Website and app data records
+-------+
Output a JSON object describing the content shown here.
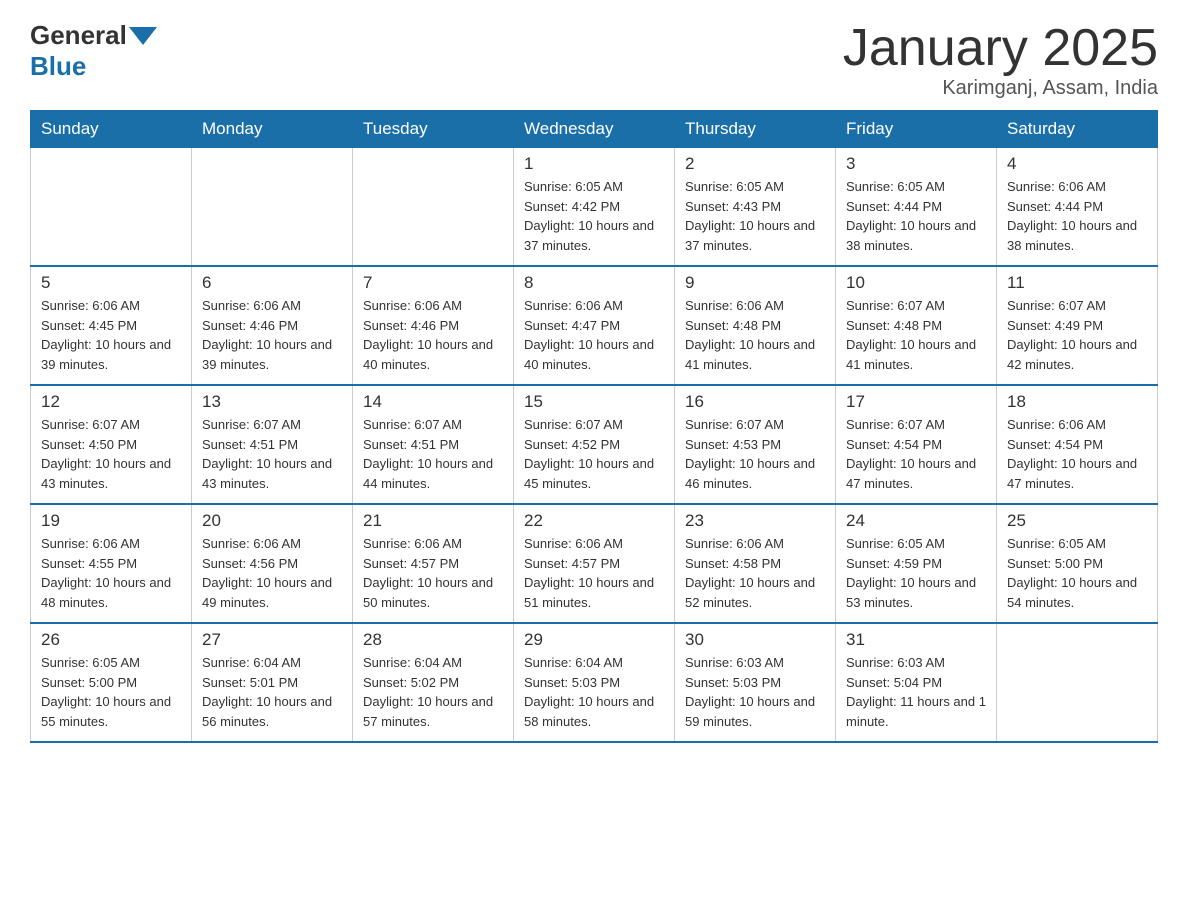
{
  "header": {
    "logo_general": "General",
    "logo_blue": "Blue",
    "title": "January 2025",
    "subtitle": "Karimganj, Assam, India"
  },
  "weekdays": [
    "Sunday",
    "Monday",
    "Tuesday",
    "Wednesday",
    "Thursday",
    "Friday",
    "Saturday"
  ],
  "weeks": [
    [
      {
        "day": "",
        "info": ""
      },
      {
        "day": "",
        "info": ""
      },
      {
        "day": "",
        "info": ""
      },
      {
        "day": "1",
        "info": "Sunrise: 6:05 AM\nSunset: 4:42 PM\nDaylight: 10 hours and 37 minutes."
      },
      {
        "day": "2",
        "info": "Sunrise: 6:05 AM\nSunset: 4:43 PM\nDaylight: 10 hours and 37 minutes."
      },
      {
        "day": "3",
        "info": "Sunrise: 6:05 AM\nSunset: 4:44 PM\nDaylight: 10 hours and 38 minutes."
      },
      {
        "day": "4",
        "info": "Sunrise: 6:06 AM\nSunset: 4:44 PM\nDaylight: 10 hours and 38 minutes."
      }
    ],
    [
      {
        "day": "5",
        "info": "Sunrise: 6:06 AM\nSunset: 4:45 PM\nDaylight: 10 hours and 39 minutes."
      },
      {
        "day": "6",
        "info": "Sunrise: 6:06 AM\nSunset: 4:46 PM\nDaylight: 10 hours and 39 minutes."
      },
      {
        "day": "7",
        "info": "Sunrise: 6:06 AM\nSunset: 4:46 PM\nDaylight: 10 hours and 40 minutes."
      },
      {
        "day": "8",
        "info": "Sunrise: 6:06 AM\nSunset: 4:47 PM\nDaylight: 10 hours and 40 minutes."
      },
      {
        "day": "9",
        "info": "Sunrise: 6:06 AM\nSunset: 4:48 PM\nDaylight: 10 hours and 41 minutes."
      },
      {
        "day": "10",
        "info": "Sunrise: 6:07 AM\nSunset: 4:48 PM\nDaylight: 10 hours and 41 minutes."
      },
      {
        "day": "11",
        "info": "Sunrise: 6:07 AM\nSunset: 4:49 PM\nDaylight: 10 hours and 42 minutes."
      }
    ],
    [
      {
        "day": "12",
        "info": "Sunrise: 6:07 AM\nSunset: 4:50 PM\nDaylight: 10 hours and 43 minutes."
      },
      {
        "day": "13",
        "info": "Sunrise: 6:07 AM\nSunset: 4:51 PM\nDaylight: 10 hours and 43 minutes."
      },
      {
        "day": "14",
        "info": "Sunrise: 6:07 AM\nSunset: 4:51 PM\nDaylight: 10 hours and 44 minutes."
      },
      {
        "day": "15",
        "info": "Sunrise: 6:07 AM\nSunset: 4:52 PM\nDaylight: 10 hours and 45 minutes."
      },
      {
        "day": "16",
        "info": "Sunrise: 6:07 AM\nSunset: 4:53 PM\nDaylight: 10 hours and 46 minutes."
      },
      {
        "day": "17",
        "info": "Sunrise: 6:07 AM\nSunset: 4:54 PM\nDaylight: 10 hours and 47 minutes."
      },
      {
        "day": "18",
        "info": "Sunrise: 6:06 AM\nSunset: 4:54 PM\nDaylight: 10 hours and 47 minutes."
      }
    ],
    [
      {
        "day": "19",
        "info": "Sunrise: 6:06 AM\nSunset: 4:55 PM\nDaylight: 10 hours and 48 minutes."
      },
      {
        "day": "20",
        "info": "Sunrise: 6:06 AM\nSunset: 4:56 PM\nDaylight: 10 hours and 49 minutes."
      },
      {
        "day": "21",
        "info": "Sunrise: 6:06 AM\nSunset: 4:57 PM\nDaylight: 10 hours and 50 minutes."
      },
      {
        "day": "22",
        "info": "Sunrise: 6:06 AM\nSunset: 4:57 PM\nDaylight: 10 hours and 51 minutes."
      },
      {
        "day": "23",
        "info": "Sunrise: 6:06 AM\nSunset: 4:58 PM\nDaylight: 10 hours and 52 minutes."
      },
      {
        "day": "24",
        "info": "Sunrise: 6:05 AM\nSunset: 4:59 PM\nDaylight: 10 hours and 53 minutes."
      },
      {
        "day": "25",
        "info": "Sunrise: 6:05 AM\nSunset: 5:00 PM\nDaylight: 10 hours and 54 minutes."
      }
    ],
    [
      {
        "day": "26",
        "info": "Sunrise: 6:05 AM\nSunset: 5:00 PM\nDaylight: 10 hours and 55 minutes."
      },
      {
        "day": "27",
        "info": "Sunrise: 6:04 AM\nSunset: 5:01 PM\nDaylight: 10 hours and 56 minutes."
      },
      {
        "day": "28",
        "info": "Sunrise: 6:04 AM\nSunset: 5:02 PM\nDaylight: 10 hours and 57 minutes."
      },
      {
        "day": "29",
        "info": "Sunrise: 6:04 AM\nSunset: 5:03 PM\nDaylight: 10 hours and 58 minutes."
      },
      {
        "day": "30",
        "info": "Sunrise: 6:03 AM\nSunset: 5:03 PM\nDaylight: 10 hours and 59 minutes."
      },
      {
        "day": "31",
        "info": "Sunrise: 6:03 AM\nSunset: 5:04 PM\nDaylight: 11 hours and 1 minute."
      },
      {
        "day": "",
        "info": ""
      }
    ]
  ]
}
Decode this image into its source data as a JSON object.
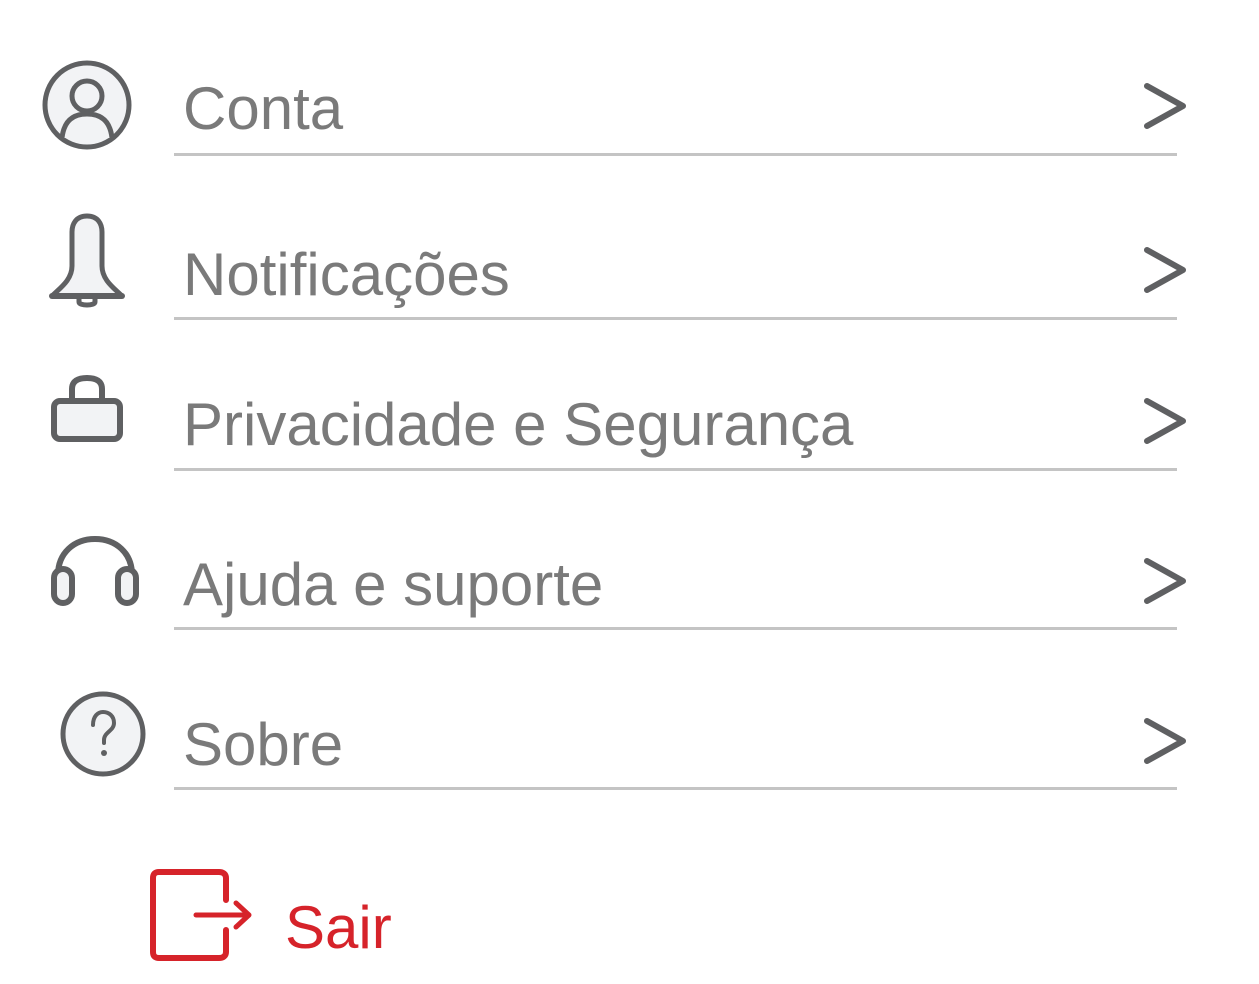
{
  "colors": {
    "text": "#7a7a7a",
    "icon": "#5f6062",
    "icon_fill": "#f2f3f5",
    "divider": "#c4c4c4",
    "danger": "#d6232a"
  },
  "menu": {
    "items": [
      {
        "label": "Conta",
        "icon": "user-circle-icon"
      },
      {
        "label": "Notificações",
        "icon": "bell-icon"
      },
      {
        "label": "Privacidade e Segurança",
        "icon": "lock-icon"
      },
      {
        "label": "Ajuda e suporte",
        "icon": "headphones-icon"
      },
      {
        "label": "Sobre",
        "icon": "help-circle-icon"
      }
    ],
    "chevron_icon": "chevron-right-icon"
  },
  "logout": {
    "label": "Sair",
    "icon": "logout-icon"
  }
}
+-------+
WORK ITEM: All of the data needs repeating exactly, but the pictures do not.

OUTPUT FOR THIS EXERCISE:
Output a JSON object describing the content shown here.
{
  "header": {
    "logo_general": "General",
    "logo_blue": "Blue",
    "title": "January 2025",
    "subtitle": "Karimganj, Assam, India"
  },
  "weekdays": [
    "Sunday",
    "Monday",
    "Tuesday",
    "Wednesday",
    "Thursday",
    "Friday",
    "Saturday"
  ],
  "weeks": [
    [
      {
        "day": "",
        "info": ""
      },
      {
        "day": "",
        "info": ""
      },
      {
        "day": "",
        "info": ""
      },
      {
        "day": "1",
        "info": "Sunrise: 6:05 AM\nSunset: 4:42 PM\nDaylight: 10 hours and 37 minutes."
      },
      {
        "day": "2",
        "info": "Sunrise: 6:05 AM\nSunset: 4:43 PM\nDaylight: 10 hours and 37 minutes."
      },
      {
        "day": "3",
        "info": "Sunrise: 6:05 AM\nSunset: 4:44 PM\nDaylight: 10 hours and 38 minutes."
      },
      {
        "day": "4",
        "info": "Sunrise: 6:06 AM\nSunset: 4:44 PM\nDaylight: 10 hours and 38 minutes."
      }
    ],
    [
      {
        "day": "5",
        "info": "Sunrise: 6:06 AM\nSunset: 4:45 PM\nDaylight: 10 hours and 39 minutes."
      },
      {
        "day": "6",
        "info": "Sunrise: 6:06 AM\nSunset: 4:46 PM\nDaylight: 10 hours and 39 minutes."
      },
      {
        "day": "7",
        "info": "Sunrise: 6:06 AM\nSunset: 4:46 PM\nDaylight: 10 hours and 40 minutes."
      },
      {
        "day": "8",
        "info": "Sunrise: 6:06 AM\nSunset: 4:47 PM\nDaylight: 10 hours and 40 minutes."
      },
      {
        "day": "9",
        "info": "Sunrise: 6:06 AM\nSunset: 4:48 PM\nDaylight: 10 hours and 41 minutes."
      },
      {
        "day": "10",
        "info": "Sunrise: 6:07 AM\nSunset: 4:48 PM\nDaylight: 10 hours and 41 minutes."
      },
      {
        "day": "11",
        "info": "Sunrise: 6:07 AM\nSunset: 4:49 PM\nDaylight: 10 hours and 42 minutes."
      }
    ],
    [
      {
        "day": "12",
        "info": "Sunrise: 6:07 AM\nSunset: 4:50 PM\nDaylight: 10 hours and 43 minutes."
      },
      {
        "day": "13",
        "info": "Sunrise: 6:07 AM\nSunset: 4:51 PM\nDaylight: 10 hours and 43 minutes."
      },
      {
        "day": "14",
        "info": "Sunrise: 6:07 AM\nSunset: 4:51 PM\nDaylight: 10 hours and 44 minutes."
      },
      {
        "day": "15",
        "info": "Sunrise: 6:07 AM\nSunset: 4:52 PM\nDaylight: 10 hours and 45 minutes."
      },
      {
        "day": "16",
        "info": "Sunrise: 6:07 AM\nSunset: 4:53 PM\nDaylight: 10 hours and 46 minutes."
      },
      {
        "day": "17",
        "info": "Sunrise: 6:07 AM\nSunset: 4:54 PM\nDaylight: 10 hours and 47 minutes."
      },
      {
        "day": "18",
        "info": "Sunrise: 6:06 AM\nSunset: 4:54 PM\nDaylight: 10 hours and 47 minutes."
      }
    ],
    [
      {
        "day": "19",
        "info": "Sunrise: 6:06 AM\nSunset: 4:55 PM\nDaylight: 10 hours and 48 minutes."
      },
      {
        "day": "20",
        "info": "Sunrise: 6:06 AM\nSunset: 4:56 PM\nDaylight: 10 hours and 49 minutes."
      },
      {
        "day": "21",
        "info": "Sunrise: 6:06 AM\nSunset: 4:57 PM\nDaylight: 10 hours and 50 minutes."
      },
      {
        "day": "22",
        "info": "Sunrise: 6:06 AM\nSunset: 4:57 PM\nDaylight: 10 hours and 51 minutes."
      },
      {
        "day": "23",
        "info": "Sunrise: 6:06 AM\nSunset: 4:58 PM\nDaylight: 10 hours and 52 minutes."
      },
      {
        "day": "24",
        "info": "Sunrise: 6:05 AM\nSunset: 4:59 PM\nDaylight: 10 hours and 53 minutes."
      },
      {
        "day": "25",
        "info": "Sunrise: 6:05 AM\nSunset: 5:00 PM\nDaylight: 10 hours and 54 minutes."
      }
    ],
    [
      {
        "day": "26",
        "info": "Sunrise: 6:05 AM\nSunset: 5:00 PM\nDaylight: 10 hours and 55 minutes."
      },
      {
        "day": "27",
        "info": "Sunrise: 6:04 AM\nSunset: 5:01 PM\nDaylight: 10 hours and 56 minutes."
      },
      {
        "day": "28",
        "info": "Sunrise: 6:04 AM\nSunset: 5:02 PM\nDaylight: 10 hours and 57 minutes."
      },
      {
        "day": "29",
        "info": "Sunrise: 6:04 AM\nSunset: 5:03 PM\nDaylight: 10 hours and 58 minutes."
      },
      {
        "day": "30",
        "info": "Sunrise: 6:03 AM\nSunset: 5:03 PM\nDaylight: 10 hours and 59 minutes."
      },
      {
        "day": "31",
        "info": "Sunrise: 6:03 AM\nSunset: 5:04 PM\nDaylight: 11 hours and 1 minute."
      },
      {
        "day": "",
        "info": ""
      }
    ]
  ]
}
Decode this image into its source data as a JSON object.
{
  "colors": {
    "text": "#7a7a7a",
    "icon": "#5f6062",
    "icon_fill": "#f2f3f5",
    "divider": "#c4c4c4",
    "danger": "#d6232a"
  },
  "menu": {
    "items": [
      {
        "label": "Conta",
        "icon": "user-circle-icon"
      },
      {
        "label": "Notificações",
        "icon": "bell-icon"
      },
      {
        "label": "Privacidade e Segurança",
        "icon": "lock-icon"
      },
      {
        "label": "Ajuda e suporte",
        "icon": "headphones-icon"
      },
      {
        "label": "Sobre",
        "icon": "help-circle-icon"
      }
    ],
    "chevron_icon": "chevron-right-icon"
  },
  "logout": {
    "label": "Sair",
    "icon": "logout-icon"
  }
}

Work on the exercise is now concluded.